(click image to enlarge)
This pencil drawing of a crouching naked girl was produced as a study for George Clausen’s major oil, Youth Mourning (1916, Imperial War Museums). The painting provided a sensitive, if stark response to the loss of so many soldiers on the Western Front, by channelling the grief of the artist’s daughter, Katharine, at the death of her fiancé, Geraint Payne. A Second Lieutenant in the 1st Highland Light Infantry, Payne had been killed
in action at the Battle of Neuve Chapelle, France, on 14 March 1915.
The painting shows a personification of Youth, prostrate before a grave marked by a wooden cross. The distant barren landscape, with its waterlogged craters, suggests a battlefield and evokes a sense of absence. The small plants in the foreground, pushing through the soil, may provide signs of hope.
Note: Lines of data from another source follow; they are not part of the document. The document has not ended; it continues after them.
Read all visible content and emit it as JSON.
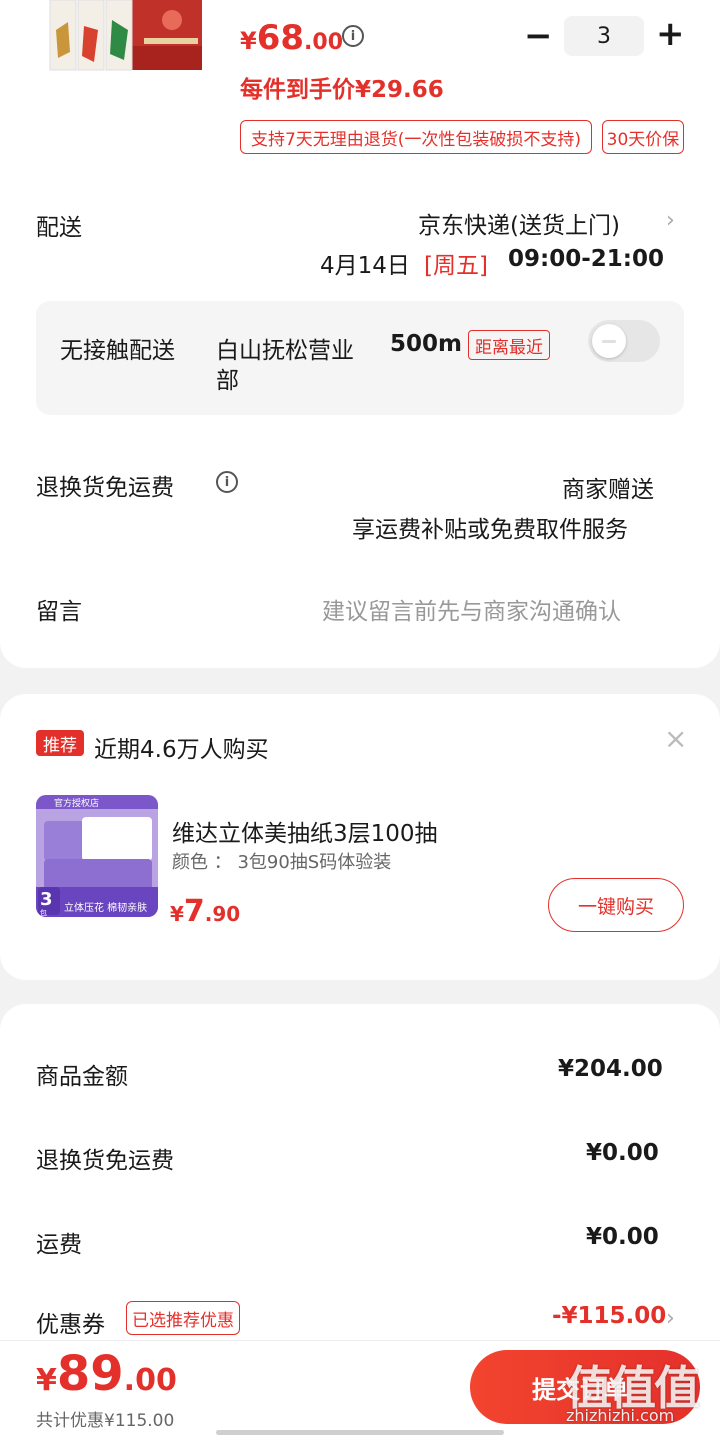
{
  "product": {
    "price_currency": "¥",
    "price_integer": "68",
    "price_decimal": ".00",
    "info_symbol": "i",
    "unit_price": "每件到手价¥29.66",
    "quantity": "3",
    "minus_symbol": "−",
    "plus_symbol": "+",
    "tags": [
      "支持7天无理由退货(一次性包装破损不支持)",
      "30天价保"
    ]
  },
  "delivery": {
    "label": "配送",
    "carrier": "京东快递(送货上门)",
    "date": "4月14日",
    "weekday": "[周五]",
    "time_window": "09:00-21:00",
    "contactless_label": "无接触配送",
    "station_name_line1": "白山抚松营业",
    "station_name_line2": "部",
    "distance": "500m",
    "nearest_tag": "距离最近",
    "contactless_enabled": false
  },
  "return_shipping": {
    "label": "退换货免运费",
    "value": "商家赠送",
    "desc": "享运费补贴或免费取件服务"
  },
  "message": {
    "label": "留言",
    "placeholder": "建议留言前先与商家沟通确认"
  },
  "recommend": {
    "badge": "推荐",
    "title": "近期4.6万人购买",
    "close_symbol": "×",
    "item_name": "维达立体美抽纸3层100抽",
    "item_spec": "颜色 ： 3包90抽S码体验装",
    "item_price_currency": "¥",
    "item_price_integer": "7",
    "item_price_decimal": ".90",
    "buy_button": "一键购买",
    "img_text": {
      "top_label": "官方授权店",
      "count": "3",
      "count_unit": "包",
      "banner": "立体压花  棉韧亲肤"
    }
  },
  "amounts": {
    "goods_label": "商品金额",
    "goods_value": "¥204.00",
    "return_label": "退换货免运费",
    "return_value": "¥0.00",
    "shipping_label": "运费",
    "shipping_value": "¥0.00",
    "coupon_label": "优惠券",
    "coupon_tag": "已选推荐优惠",
    "coupon_value": "-¥115.00"
  },
  "bottom": {
    "total_currency": "¥",
    "total_integer": "89",
    "total_decimal": ".00",
    "discount_text": "共计优惠¥115.00",
    "submit_label": "提交订单",
    "watermark": "值值值",
    "watermark_url": "zhizhizhi.com"
  },
  "colors": {
    "accent": "#e4302b",
    "background": "#f2f2f2",
    "card": "#ffffff"
  }
}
When Youth Mourning was exhibited at the Royal Academy of Arts in 1916, it elicited many positive reviews. It was acquired by C N Luxmoore of Torquay, the owner of at least three other works by Clausen. In 1929, Luxmoore presented it to the Imperial War Museum, and the other works to the Tate Gallery. Since then, it has come to epitomise both grief at those killed in war and a particular phase in Clausen’s career. As such, it was included in two major exhibitions: ‘Artists & the Great War’, held at the Newcastle upon Tyne Polytechnic Art Gallery in 1979 (as No 6), and ‘Sir George Clausen RA, 1852-1944’, mounted by Bradford Art Galleries and Museums in 1980 (as No 20). As a study for the painting, the present example of Clausen’s strength of draughtsmanship holds similar connotations.